How to Draft an LLC Agreement

By Jennifer Kiesewetter, J.D.

How to Draft an LLC Agreement

By Jennifer Kiesewetter, J.D.

The LLC agreement, or the operating agreement, expresses in writing the formal agreement of the operation of the LLC. State law governs the creation, management, and operations of this type of entity.

Business people sitting around a table signing paperwork

The core elements of this type of agreement address several issues, such as equity structure, management, voting rights, transfer of membership rights, dissolution, and dispute resolution. Before drafting it, be sure to check your state law to know what provisions to include.

Here's how to draft an LLC agreement:

1. Identify ownership interests.

The LLC agreement addresses an LLC member's ownership interest in the company, typically through a percentage of ownership. Membership interests contain two elements: economic interests and management interests. An economic interest represents ownership in the company, and a management interest governs an LLC members' voting and other management rights.

An LLC agreement identifies how much each member should contribute to the LLC, creating capital accounts. Additionally, members should describe the method of distribution of profits and losses to each member.

2. Determine the day-to-day operations.

Members should set forth how the LLC is managed on a day-to-day basis in the agreement. You can choose to have your LLC operated by the members or by named managers of the LLC, which can comprise of members or non-members. Finally, the contract should specify when management meetings occur, the duties and responsibilities of each member or manager, and the procedures for the addition or removal of a member or manager.

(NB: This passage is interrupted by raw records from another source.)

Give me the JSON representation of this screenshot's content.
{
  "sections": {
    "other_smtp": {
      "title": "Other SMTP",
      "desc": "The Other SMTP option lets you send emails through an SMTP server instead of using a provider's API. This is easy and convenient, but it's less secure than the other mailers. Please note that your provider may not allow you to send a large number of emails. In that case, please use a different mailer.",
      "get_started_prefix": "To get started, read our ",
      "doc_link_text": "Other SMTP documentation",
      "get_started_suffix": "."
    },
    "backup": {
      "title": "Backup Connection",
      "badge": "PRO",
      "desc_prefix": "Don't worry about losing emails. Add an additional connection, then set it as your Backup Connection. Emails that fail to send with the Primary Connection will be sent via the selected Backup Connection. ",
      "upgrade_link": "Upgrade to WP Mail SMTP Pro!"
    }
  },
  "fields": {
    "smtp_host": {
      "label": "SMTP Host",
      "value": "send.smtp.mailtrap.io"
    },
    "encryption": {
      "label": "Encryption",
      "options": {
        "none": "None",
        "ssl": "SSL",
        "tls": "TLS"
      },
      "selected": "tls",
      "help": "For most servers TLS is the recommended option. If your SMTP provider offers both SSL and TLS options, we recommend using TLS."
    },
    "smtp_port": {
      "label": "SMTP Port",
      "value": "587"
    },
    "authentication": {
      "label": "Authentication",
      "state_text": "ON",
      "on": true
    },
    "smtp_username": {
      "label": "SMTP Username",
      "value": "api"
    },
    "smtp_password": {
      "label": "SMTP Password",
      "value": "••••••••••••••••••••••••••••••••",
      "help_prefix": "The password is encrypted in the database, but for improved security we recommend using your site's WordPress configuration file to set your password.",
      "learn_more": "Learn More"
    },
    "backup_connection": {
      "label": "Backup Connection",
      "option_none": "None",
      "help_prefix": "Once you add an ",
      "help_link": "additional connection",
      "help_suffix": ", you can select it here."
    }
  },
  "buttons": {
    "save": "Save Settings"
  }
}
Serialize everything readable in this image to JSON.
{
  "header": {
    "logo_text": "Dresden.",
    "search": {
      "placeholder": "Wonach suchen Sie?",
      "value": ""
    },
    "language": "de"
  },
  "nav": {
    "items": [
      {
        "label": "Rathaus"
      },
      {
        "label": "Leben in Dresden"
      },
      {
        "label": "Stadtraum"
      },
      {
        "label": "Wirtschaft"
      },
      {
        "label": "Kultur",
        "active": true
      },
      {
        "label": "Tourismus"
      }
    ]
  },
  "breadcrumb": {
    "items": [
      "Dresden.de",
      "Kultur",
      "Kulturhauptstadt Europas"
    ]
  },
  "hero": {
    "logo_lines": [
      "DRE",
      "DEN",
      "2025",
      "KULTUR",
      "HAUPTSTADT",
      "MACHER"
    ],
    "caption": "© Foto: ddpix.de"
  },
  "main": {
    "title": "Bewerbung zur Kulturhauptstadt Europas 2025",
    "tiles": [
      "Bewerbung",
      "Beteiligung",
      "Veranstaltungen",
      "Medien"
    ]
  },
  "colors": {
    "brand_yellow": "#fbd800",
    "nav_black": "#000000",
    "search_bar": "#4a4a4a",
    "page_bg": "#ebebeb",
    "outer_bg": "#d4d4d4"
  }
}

3. Establish voting rights.

When drafting an LLC agreement, you should address voting rights and limitations. For each member or a class of members, you can limit or expand voting rights. For example, you could base voting rights on contributions to the LLC or provided management duties. Additionally, certain classes of members may vote on management or general LLC issues whereas other members may have the right to veto specific actions.

4. Define member's entry or exit from the LLC.

For LLCs, you should decide when new members can join and when members can exit the LLC, such as upon death or disability. The LLC agreement should address how much capital new members should contribute to the company and what management rights they have. Additionally, the LLC agreement should address an exiting member's ownership interest. For example, you should decide if another member or a family member of the exiting member can purchase the interest or if the company should have a right of first refusal to purchase the ownership interest. The agreement should address any restrictions on the transfer of ownership.

5. Outline dissolution requirements.

Finally, when drafting an LLC agreement, you should decide how and when the company will dissolve. For example, the agreement identifies which events will trigger a dissolution, such as bankruptcy or merger. Finally, it should address the liquidation of assets upon dissolution and any other requirements for winding up the company.

In addition to the above provisions, you should include general provisions such as notices, books and records, and dispute settlement options (i.e., mediation or arbitration). Defining the ownership, management, and operations of your LLC should comply with your state law's requirements. Make sure that you include all required provisions. When you're setting up your LLC, including drafting your LLC agreement, you should consult with an attorney or use an online service provider for assistance or guidance. By seeking legal help, you can ensure that your LLC is formed properly.

This portion of the site is for informational purposes only. The content is not legal advice. The statements and opinions are the expression of author, not LegalZoom, and have not been evaluated by LegalZoom for accuracy, completeness, or changes in the law.

Ready to start your LLC?

Start an LLC online now